Welcome to the next Instructable in my Image Relief collection, in which I give 2D images depth by assigning each pixel a height equal to its brightness. This time, the relief was assembled from a series of full color cross sections, printed to 16 layers of acrylic using a flatbed UV printer. Many thanks to Local Language, an art, design, and fabrication studio in Oakland, who donated the use of the printer and material costs.
Imagine each pixel in an image as a rectangular column, with a height equal to its intensity. A dark blue pixel would have a short height, while a bright orange pixel would be relatively tall.
Luckily, it is not necessarily to model this three dimensional relief in order to find its cross sections. Think of the first horizontal cross section, at the base of the relief (0% intensity). This cross section would include the entire rectangular breadth of the relief, and therefore, every pixel in the image.
Now, imagine the next cross section up, a little bit higher, 1/16th of an inch up. Any pixel with intensity below 6.25% would not be included in this cross section, but all the pixels above this intensity would be. In this way, more and more pixels are filtered out of each cross section.
At the last cross section, only pixels with an intensity of at least 93.75% are included.

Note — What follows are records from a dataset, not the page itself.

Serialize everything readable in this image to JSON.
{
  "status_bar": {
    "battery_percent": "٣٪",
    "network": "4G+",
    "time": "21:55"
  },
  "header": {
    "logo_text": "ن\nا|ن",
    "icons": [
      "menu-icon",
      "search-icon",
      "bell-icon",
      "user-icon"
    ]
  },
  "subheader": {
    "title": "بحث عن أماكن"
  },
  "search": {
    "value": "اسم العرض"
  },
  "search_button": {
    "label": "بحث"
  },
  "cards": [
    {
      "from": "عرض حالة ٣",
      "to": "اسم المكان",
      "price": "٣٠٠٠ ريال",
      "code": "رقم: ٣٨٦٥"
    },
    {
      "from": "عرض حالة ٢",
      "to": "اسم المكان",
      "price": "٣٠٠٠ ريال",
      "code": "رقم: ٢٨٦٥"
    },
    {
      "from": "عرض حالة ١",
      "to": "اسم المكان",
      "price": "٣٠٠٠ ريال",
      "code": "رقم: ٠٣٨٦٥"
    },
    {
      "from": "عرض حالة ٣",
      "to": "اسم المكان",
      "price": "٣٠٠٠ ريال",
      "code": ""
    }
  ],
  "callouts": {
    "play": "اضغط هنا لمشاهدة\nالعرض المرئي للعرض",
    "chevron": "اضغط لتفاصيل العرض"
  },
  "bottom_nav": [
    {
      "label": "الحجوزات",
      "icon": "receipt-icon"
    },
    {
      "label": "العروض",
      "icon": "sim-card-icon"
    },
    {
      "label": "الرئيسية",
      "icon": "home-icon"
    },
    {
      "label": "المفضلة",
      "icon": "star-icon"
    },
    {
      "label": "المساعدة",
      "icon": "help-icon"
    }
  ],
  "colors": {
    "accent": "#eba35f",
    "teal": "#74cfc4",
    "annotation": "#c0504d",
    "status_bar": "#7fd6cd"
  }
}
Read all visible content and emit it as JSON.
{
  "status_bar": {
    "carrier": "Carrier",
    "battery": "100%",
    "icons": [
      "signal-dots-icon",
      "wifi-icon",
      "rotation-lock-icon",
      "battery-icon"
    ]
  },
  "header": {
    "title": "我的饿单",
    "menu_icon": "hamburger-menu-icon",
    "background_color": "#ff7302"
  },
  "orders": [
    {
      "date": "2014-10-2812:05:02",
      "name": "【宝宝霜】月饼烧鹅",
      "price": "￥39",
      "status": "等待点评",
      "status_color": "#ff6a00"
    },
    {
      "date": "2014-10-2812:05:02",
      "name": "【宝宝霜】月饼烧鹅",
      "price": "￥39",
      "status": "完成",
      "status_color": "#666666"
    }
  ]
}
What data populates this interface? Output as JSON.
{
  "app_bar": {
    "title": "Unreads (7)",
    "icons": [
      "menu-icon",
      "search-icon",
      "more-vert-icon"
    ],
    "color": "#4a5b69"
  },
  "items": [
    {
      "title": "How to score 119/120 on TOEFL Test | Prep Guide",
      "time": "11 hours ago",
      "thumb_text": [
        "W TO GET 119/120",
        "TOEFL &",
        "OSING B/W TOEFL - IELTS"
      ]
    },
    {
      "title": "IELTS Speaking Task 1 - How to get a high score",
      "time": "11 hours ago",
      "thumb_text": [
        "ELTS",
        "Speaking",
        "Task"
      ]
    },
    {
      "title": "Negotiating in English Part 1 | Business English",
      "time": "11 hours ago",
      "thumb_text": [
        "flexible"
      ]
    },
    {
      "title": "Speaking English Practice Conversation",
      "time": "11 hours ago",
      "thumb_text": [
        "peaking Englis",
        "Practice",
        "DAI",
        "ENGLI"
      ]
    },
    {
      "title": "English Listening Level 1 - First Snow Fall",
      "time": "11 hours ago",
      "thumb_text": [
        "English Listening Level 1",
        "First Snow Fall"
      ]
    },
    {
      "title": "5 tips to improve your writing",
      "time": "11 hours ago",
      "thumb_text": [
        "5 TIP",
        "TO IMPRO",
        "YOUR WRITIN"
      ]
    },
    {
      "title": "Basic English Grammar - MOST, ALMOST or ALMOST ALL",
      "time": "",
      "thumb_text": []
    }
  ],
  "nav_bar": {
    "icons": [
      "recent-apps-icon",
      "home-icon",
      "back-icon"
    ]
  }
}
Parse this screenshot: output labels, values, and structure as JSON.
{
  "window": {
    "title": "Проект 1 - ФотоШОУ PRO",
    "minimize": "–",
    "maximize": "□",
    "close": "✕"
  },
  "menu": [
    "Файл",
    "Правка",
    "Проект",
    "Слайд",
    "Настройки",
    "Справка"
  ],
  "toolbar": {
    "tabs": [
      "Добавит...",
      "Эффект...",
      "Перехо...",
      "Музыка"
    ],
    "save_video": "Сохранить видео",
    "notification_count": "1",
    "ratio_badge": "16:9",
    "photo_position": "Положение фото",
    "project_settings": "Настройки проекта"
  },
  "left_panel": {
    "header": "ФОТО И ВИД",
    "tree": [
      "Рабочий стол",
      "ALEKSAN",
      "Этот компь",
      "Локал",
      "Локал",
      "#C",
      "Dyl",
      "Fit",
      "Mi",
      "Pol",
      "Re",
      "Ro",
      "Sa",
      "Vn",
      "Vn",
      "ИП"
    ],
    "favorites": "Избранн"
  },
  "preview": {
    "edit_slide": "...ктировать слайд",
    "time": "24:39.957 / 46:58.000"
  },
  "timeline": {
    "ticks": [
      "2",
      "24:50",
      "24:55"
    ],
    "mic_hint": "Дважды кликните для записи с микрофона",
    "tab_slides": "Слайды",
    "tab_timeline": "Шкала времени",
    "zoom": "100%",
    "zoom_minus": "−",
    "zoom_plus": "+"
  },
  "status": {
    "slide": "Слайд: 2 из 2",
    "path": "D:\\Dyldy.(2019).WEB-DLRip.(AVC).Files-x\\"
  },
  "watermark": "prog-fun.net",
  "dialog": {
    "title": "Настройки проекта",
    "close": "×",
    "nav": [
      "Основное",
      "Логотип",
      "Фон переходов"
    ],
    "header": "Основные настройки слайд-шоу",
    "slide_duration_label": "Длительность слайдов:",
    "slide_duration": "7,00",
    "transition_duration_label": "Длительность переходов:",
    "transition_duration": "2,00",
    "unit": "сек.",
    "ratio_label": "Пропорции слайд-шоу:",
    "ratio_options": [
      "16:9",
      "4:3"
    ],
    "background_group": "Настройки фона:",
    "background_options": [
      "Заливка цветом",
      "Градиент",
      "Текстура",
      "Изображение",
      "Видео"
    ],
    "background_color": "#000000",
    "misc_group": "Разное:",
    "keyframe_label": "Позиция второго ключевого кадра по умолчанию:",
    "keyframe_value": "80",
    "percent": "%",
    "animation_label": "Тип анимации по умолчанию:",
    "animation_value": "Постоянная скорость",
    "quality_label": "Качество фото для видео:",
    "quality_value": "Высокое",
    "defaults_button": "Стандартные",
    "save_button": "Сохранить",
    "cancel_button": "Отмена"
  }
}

I wrote software to accomplish this filtering. At every cross section, any pixel below the intensity of the current cross section was replaced with white. For this to work correctly, the source image could not have any pure white pixels. I adjusted the image’s curves in Photoshop to make sure of this.